Over the last 10 years, I have facilitated interactive workshops to help teams get a shared understanding of the business problem they are trying to solve, which is a precursor to a shared commitment to solve the problem. Having a solid understanding of the research behind collaborative approaches to work, and understanding the approach to use based on the problem domain you are in is critical to a successful outcome. Because of my background and real-world experience, I recognize how effective the sprint design is, and feel confident in using the process with any client I work with. The psychology behind the methods is real, the creativity of the design will engage all who participate, and you will build better products.
If you are passionate about helping teams work more effectively, if you care about making work a more engaging experience, if you have a burning desire to improve customers' lives, read this book and then USE this book to run sprints.
I'm going to use the Sprint checklists every time I run a workshop from now on.
This book is notable for the things it leaves out of the design process.

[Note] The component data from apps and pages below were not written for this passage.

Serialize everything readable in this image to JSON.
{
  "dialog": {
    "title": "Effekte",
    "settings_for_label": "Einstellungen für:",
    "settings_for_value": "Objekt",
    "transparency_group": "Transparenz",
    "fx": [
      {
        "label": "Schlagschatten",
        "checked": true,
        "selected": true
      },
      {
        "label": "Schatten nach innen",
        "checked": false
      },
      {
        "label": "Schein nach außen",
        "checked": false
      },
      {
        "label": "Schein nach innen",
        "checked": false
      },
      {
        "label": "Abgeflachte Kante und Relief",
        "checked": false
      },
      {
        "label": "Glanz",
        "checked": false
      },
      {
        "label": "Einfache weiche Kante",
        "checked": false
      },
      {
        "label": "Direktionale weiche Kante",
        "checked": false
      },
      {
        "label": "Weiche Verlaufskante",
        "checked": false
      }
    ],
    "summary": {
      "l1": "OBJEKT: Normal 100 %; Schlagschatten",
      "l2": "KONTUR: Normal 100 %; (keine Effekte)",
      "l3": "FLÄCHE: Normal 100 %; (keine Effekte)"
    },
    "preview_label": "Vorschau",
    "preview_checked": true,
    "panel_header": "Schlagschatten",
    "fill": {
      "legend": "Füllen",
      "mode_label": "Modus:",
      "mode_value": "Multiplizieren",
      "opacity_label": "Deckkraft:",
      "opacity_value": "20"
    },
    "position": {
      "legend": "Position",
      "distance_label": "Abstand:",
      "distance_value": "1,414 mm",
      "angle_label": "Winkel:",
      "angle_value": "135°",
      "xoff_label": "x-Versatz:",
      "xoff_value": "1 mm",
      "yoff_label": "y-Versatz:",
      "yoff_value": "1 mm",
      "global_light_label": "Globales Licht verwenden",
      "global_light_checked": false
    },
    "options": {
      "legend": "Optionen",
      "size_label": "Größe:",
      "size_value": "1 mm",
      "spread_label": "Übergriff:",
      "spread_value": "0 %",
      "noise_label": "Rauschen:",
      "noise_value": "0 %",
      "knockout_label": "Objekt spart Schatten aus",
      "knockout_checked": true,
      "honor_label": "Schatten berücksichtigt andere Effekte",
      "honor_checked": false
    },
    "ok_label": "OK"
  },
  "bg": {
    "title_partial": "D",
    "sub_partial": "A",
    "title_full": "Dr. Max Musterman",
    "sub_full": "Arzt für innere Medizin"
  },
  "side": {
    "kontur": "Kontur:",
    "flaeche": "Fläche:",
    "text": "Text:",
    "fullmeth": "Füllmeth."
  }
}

An example is brainstorming. At one point in history, every collaborative design activity had to involve brainstorming Jake and team actually discourage spending time brainstorming in Sprint. After some reflection, I'm starting to see the wisdom of leaving it out.
This doesn't mean they discourage creative or divergent thinking, only that classic brainstorming as a group can create unwanted digressions.
Another Design collaboration staple Jake leaves on the cutting room floor is creating exhaustive documentation and analysis of every step in the Design Sprint process. He promotes focusing the documentation work on the product prototypes, and user feedback which is very wise advice.
If you want to try running a Design Sprint I strongly recommend you do 2 things:
1. Read the The Design Sprint -- GV - Google Ventures [...] site thoroughly as well as
Michael Margolis -- Medium
[...] articles as there are a lot of IU important and helpful hints in there, E.g. Use Gotomeeting to stream and record the interviews on Friday and get the camera Michael recommends.
2. Make sure at least 2 of you read the entire book, ideally everyone should read it. The Sprint is a great process (I've used many and this is definitely one of the best) but there are many important steps day by day and it's hard for one person to stay on top of all of them.
Good luck, if you stick to the process I think you will have success.
It's a very detailed, practical guide and I just went for it and followed all the instructions in detail (down to buying the office supplies) - it gets you from big picture thinking to testing your ideas in a week. I found each person in our group seemed to excel at a different part of it: Introverts and Extroverts, techies and non techies. The hardest part was convincing people to spend five days in a meeting, but I found their timetable pretty generous -- we finished early some days. We found Monday the most meeting-heavy day so one tip might be to let the team know that it won't be as intensive after that. Some might be worried they'd be in for five full days of intense discussion -- they aren't.